    Indeed, how elitist, as if Westerners would be the only ones to ever understand science! This does come off as a backhanded insult to indigenous cultures.

  • Greg Fish

    I really don’t think that was Carl’s point. What bothers me here is how he ignores the numerous well known scientific discoveries by many ancient cultures and wants us to abandon the use of the term science as not to offend them, as if all those indigenous peoples he has in mind just reject science wholesale as some sort of Western tool of neo-imperialist oppression.

    Maybe Carl doesn’t even have a point and is just drifting in post-modernist fluff.

  • Paul

    “Maybe Carl doesn’t even have a point and is just drifting in post-modernist fluff.”

    That’s the problem with po-mo. How would you tell?

  • Russ Toelke

    I see what you’re saying. It’s kinda like he’s afraid that science is too simple an explanation to indigenous cultures, as if we must be sensitive to their beliefs in divine guidance or cult of personality having more to do with such discoveries, as opposed to simple trial-and-error.

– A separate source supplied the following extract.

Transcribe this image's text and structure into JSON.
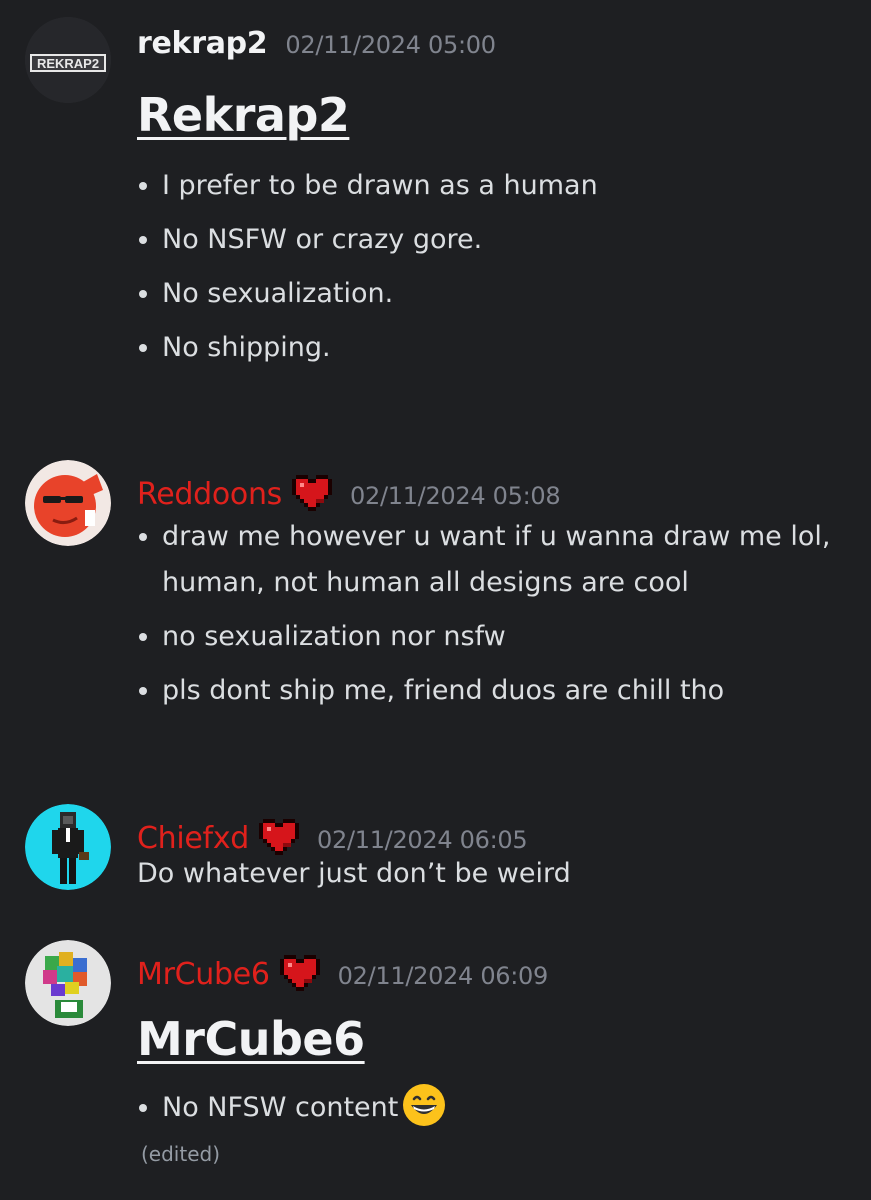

    I can understand how strong religious belief and/or worship/fear of despotic leaders could light a fire of incentive to keep trail-and-error from turning to simple frustration, but sticking to scientific terms would help more in explaining that incentive dynamic.

  • http://twitter.com/justinval Justin Val

    Public positions similar to this remind me of what I was taught when I pursued my literature degree. In order to make a career, we were instructed to write “bull-shit” that we didn’t necessarily believe, but could find sufficient evidence for, and create an argument. The actual legitimacy of the argument wasn’t important, so long as we could create one, and back it with (occasionally poor done or biased) research. This isn’t something that’s just done in literary criticism, but also archaeology, and other fields. I imagine that there are a great many careers built on this work ethic.